**(a)**

**(b)**

**(c)**

**(d)**

**(e)**

Next, we will consider a noisy signal. The signal is corrupted by a Gaussian noise added to the signal samples. Signal-to-noise ratio (SNR) is varied from db to 50dB. The number of outliers and the MSE are given in Table 1. We can conclude that the direct method of local smoothness estimation using the Laplacian is very sensitive to the noise, while the vertex-frequency based estimations are robust to the noise. For the local vertex spectrum, the number of outliers is slightly increased for the high SNR cases. This increase is caused by the signal smoothing. Note that the Rihaczek distribution and the reduced interference distribution provide better estimation for a high SNR, while for the SNR below 0dB, the local vertex spectrum, calculated with either the spectral or the vertex domain window, results in fewer outliers and a lower MSE.

The ratio of the concentration measures is calculated using the -norm of the Rihaczek distribution and the -norm of the reduced interference distributions [25]. It varied from in the non-noisy case to for the highest noise level.

#### 6. Conclusion

In this paper, the local smoothness of graph signals is introduced and analyzed. Methods for local smoothness estimation, based on the signal Laplacian and the vertex-frequency representations, are given and applied to examples with graph signals. It has been shown that the local smoothness is a counterpart of the instantaneous frequency in classic signal analysis and can be estimated using vertex-frequency distributions.

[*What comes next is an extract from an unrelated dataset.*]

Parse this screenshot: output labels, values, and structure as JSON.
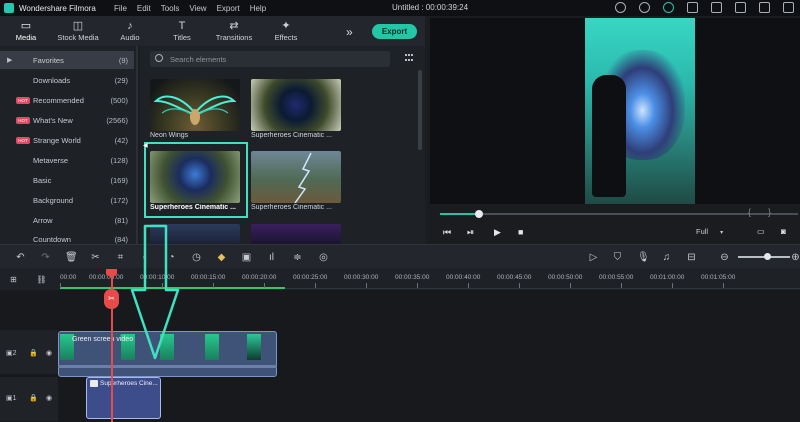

Finally, the vertex-frequency energy distributions, including a reduced interference distribution, and the local vertex spectrogram with two windowing techniques, are considered as the local smoothness estimators.

#### Data Availability

The data used to support the findings of this study are available from the corresponding author upon request.

#### Conflicts of Interest

The authors declare that they have no conflicts of interest.